The other five meals are part of the one-day cleanse. Centeno explains that the intention behind this part of the plan is helping the consumer connect with clean eating habits for one full day, giving the body a rest from processed food and excess sugar. Unique drinkable soups like parsnip apple and butternut turmeric are bottled and perfect for a meal on the go. Both the broths and the soups are dense with nutrients, and made with just the right balance of complex carbs, fats, and proteins.
n 2016, Centeno published her own cookbook based on many of the recipes that made Splendid Spoon a success. The Soup Cleanse Cookbook introduced those unfamiliar with the concept of a weekly soup cleanse to the simple and delicious recipes that could get them through the day.
Sathish Naadimuthu, the chief marketing officer of Splendid Spoon, works closely with Centeno on strategy and growth for the company. Naadimuthu oversees all the marketing elements of the company, including advertising and customer acquisitions.
Prior to being CMO of Splendid Spoon, Naadimuthu founded Goods of Record, a startup focused on men’s accessories that failed to take off. While at the University of Pennsylvania’s Wharton School of Business, Naadimuthu received an email from Centeno, who reached out to the career office at Wharton to recruit graduate students to Splendid Spoon. Naadimuthu immediately saw potential in the business, and felt he could bring useful skills to the company.
“I have always had an interest in wellness, and the issues Splendid Spoon aims to solve really resonated with me,” Naadimuthu said.
According to Centeno, Splendid Spoon customers are primarily women ranging from age 24 to 55. The company, however, expects to branch out to more men in the future. Naadimuthu believes that Splendid Spoon is a perfect fit for anyone, regardless of gender, who wants to make a big change in their eating habits, but needs a practical and convenient option.
Centeno admitted that the life of an entrepreneur is one of survival. To leave behind the structures of a corporate job to be on your own is something Centeno described as “jarring and terrifying.” But she also sees the startup life as an indication that you are participating in the world in the best way possible. Centeno believes that the ability to find peace in uncomfortable situations is an entrepreneur’s greatest asset, as it helps them make decisions with clarity.
Naadimuthu thinks sky is the limit for the business. He and Centeno have big ambitions on where they want to go with Splendid Spoon, and even believe it could be a billion dollar company in the future.
In the future, Centeno hopes to explore partnerships with companies, and look into different distribution models for Splendid Spoon meals. She hopes one day Splendid Spoon bowls will be available in every airport or on every flight—moments when people tend to not look after themselves.

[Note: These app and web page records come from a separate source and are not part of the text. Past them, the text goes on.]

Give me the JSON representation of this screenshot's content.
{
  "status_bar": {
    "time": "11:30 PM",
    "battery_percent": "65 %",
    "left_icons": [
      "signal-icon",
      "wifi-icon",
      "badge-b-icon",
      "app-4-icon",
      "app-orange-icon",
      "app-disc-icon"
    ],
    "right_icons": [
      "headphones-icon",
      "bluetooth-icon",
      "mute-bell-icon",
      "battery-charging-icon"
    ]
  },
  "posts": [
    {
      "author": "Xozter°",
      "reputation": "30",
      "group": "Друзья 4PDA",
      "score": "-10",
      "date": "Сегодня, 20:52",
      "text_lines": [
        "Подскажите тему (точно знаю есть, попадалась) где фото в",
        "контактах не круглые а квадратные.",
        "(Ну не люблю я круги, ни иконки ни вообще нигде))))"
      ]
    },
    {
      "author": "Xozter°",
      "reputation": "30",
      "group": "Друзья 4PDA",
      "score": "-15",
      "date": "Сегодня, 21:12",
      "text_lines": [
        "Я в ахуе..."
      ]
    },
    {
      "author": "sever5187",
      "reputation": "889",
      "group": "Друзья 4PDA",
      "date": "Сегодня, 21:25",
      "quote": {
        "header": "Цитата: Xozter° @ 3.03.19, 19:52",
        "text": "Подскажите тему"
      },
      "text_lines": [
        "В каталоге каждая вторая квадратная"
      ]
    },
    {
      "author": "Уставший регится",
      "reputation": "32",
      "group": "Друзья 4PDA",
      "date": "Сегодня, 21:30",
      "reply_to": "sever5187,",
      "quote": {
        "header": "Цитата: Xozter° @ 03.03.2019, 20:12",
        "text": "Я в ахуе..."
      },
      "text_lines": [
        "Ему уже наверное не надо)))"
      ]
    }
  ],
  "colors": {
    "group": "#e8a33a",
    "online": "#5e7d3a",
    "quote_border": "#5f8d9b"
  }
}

Centeno’s ultimate goal is the same as it was while studying in Seyfried’s lab: to share the impact of diet on health. With Splendid Spoon, Centeno wants to teach people about caring for themselves in the long term, a goal that isn’t as daunting as it sounds.
Actually, it’s as easy as opening a box on your porch.